- Clean background – Portraits are all about making a face the centre of attention in a photo. Having a cluttered or distracting background can detract from the main focus. Consider where you place your model and what’s behind them that may cause distractions in your photos.
- Use a backdrop – Most of us don’t have nice looking backgrounds in our home that are suitable for portrait photography. The best solution is to use a backdrop of some kind – either DIY or store-bought. Paper and fabric backdrops come in a roll that can hang down from a bracket or frame. For a DIY approach, peg an ironed bedsheet behind your model.
- Makeup – Studio lighting can make skin look too shiny. Professional photographers employ makeup artists to prepare a model for a shoot. If shooting a subject in your home with studio lighting, consider the use of minimal and natural makeup to hide blemishes and prevent the skin from looking shiny – on men and women.
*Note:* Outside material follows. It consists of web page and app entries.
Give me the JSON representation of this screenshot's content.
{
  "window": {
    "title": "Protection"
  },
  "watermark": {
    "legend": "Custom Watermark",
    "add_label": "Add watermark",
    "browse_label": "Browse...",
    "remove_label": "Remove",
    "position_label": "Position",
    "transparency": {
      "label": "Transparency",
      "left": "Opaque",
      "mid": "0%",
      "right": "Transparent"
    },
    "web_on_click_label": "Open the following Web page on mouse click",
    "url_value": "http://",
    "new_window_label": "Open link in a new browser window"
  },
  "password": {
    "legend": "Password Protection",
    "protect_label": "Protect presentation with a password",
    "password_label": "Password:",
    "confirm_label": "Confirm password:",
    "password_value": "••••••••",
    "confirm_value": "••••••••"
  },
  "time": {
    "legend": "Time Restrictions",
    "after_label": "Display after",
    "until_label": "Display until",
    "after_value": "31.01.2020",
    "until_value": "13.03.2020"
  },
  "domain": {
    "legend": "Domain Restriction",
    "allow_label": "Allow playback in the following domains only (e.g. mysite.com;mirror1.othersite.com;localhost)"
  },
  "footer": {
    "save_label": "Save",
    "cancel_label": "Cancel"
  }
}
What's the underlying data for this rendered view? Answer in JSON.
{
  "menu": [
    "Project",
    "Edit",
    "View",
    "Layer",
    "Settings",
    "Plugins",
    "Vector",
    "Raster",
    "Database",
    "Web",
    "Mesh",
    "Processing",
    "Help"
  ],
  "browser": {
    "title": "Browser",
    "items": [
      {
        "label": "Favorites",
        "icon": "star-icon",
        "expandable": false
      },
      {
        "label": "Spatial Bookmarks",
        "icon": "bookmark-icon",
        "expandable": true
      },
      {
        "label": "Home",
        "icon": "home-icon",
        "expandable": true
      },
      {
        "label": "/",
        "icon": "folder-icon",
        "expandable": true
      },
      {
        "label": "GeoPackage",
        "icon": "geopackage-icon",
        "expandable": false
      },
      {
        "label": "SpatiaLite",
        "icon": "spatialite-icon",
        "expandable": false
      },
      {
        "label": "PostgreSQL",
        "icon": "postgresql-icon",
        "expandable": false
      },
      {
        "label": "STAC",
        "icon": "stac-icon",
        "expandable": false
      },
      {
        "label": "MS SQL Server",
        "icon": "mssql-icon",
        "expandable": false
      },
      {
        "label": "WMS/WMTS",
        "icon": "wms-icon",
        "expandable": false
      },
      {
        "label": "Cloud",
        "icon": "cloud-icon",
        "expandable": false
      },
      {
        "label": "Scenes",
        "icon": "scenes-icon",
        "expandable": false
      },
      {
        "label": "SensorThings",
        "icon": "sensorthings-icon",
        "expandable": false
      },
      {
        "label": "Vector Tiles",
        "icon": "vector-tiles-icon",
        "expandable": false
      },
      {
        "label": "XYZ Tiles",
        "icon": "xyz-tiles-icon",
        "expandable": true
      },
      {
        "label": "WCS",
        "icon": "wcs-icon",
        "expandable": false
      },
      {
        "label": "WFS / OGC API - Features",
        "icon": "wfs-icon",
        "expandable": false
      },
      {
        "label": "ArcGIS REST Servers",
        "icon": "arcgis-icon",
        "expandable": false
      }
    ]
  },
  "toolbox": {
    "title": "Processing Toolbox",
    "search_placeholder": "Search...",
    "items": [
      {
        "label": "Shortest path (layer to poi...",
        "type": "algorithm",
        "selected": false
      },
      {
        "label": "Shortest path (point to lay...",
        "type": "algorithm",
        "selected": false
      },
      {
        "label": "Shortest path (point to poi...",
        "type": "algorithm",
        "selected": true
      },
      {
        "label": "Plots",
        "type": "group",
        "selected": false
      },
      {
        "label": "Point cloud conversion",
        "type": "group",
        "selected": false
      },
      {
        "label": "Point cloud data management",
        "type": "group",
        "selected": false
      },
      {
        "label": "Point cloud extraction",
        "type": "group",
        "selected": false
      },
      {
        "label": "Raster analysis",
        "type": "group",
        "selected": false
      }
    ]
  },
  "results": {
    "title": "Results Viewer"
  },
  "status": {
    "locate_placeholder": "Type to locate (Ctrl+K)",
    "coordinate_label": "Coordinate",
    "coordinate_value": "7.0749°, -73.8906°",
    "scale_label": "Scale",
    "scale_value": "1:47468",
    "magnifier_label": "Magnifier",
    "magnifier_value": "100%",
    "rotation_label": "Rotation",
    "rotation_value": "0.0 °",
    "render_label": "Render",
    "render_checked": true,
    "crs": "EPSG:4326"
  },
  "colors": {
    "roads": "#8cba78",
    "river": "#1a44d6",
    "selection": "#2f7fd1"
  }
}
- Clothing – Just like backgrounds, the clothing worn by your model can be distracting. You want images to be about the face, so do your best to select a suitable outfit (top half at least) with your model.
- Posing – I recommend practising posing with one of your kids, partner or a random subject before you try it with a model. Fortunately, most models know their best poses but will still expect direction from you. Posing also helps to get the right angle in patterns such as loop lighting and butterfly lighting.
Portrait Lighting FAQs
Can you use a ring light for portraits?
Ring lights are a form of catch light and are a great addition to portrait lighting setups.
By mounting the ring light in front of you, you can point your camera lens through the opening. That way, your model will have perfect circle lights reflected in their eyes.
Ring lights cast a constant light that illuminates the front of the subject. They are ideal for patterns such as loop lighting and Rembrandt lighting to make the eyes oop.
What is the most flattering light?
Portrait photographers usually consider the light from a large, soft, diffused light source as the most flattering.
Flattering light brings skin to life without revealing too many blemishes and imperfections. It also makes features such as the eyes, brow and mouth stand out.
Generally, a warmer light with a value of 2700 Kelvin is better. Avoid fluorescents at all costs – they make you look like a ghost!
What are common lighting mistakes?
The most common lighting mistakes relate to the incorrect exposure settings on speed lights. Such as trying to achieve split lighting but incorrectly setting the flash too high or too low resulting in a photo that’s unrecoverable in editing software
Getting the correct exposure with lighting is a tricky balance and takes trial and error to master.
To overcome this, take multiple images using a range of lighting levels with a flash to choose the most flattering image later on in editing.
Successful portraits need an element of directional lighting for the most flattering looks. Regardless of using natural light through a window, or a single flash, controlling the light adds depth and drama.
You can’t always rely upon the sun being in the right spot, of course. As a result, having a simple portrait lighting setup for your home studio is a worthwhile investment.
By far, the essential things for portrait lighting are knowledge and practice – especially lighting patterns like butterfly lighting, split lighting and Rembrandt lighting.
With our 7 useful portrait lighting patterns, plus our tips for portrait lighting, you have all the ingredients to get started.
What are your thoughts on the use of lighting patterns in portrait photography? Do you have any additional tips that will benefit others?
Share your thoughts and questions in the comment section below. Happy Shooting!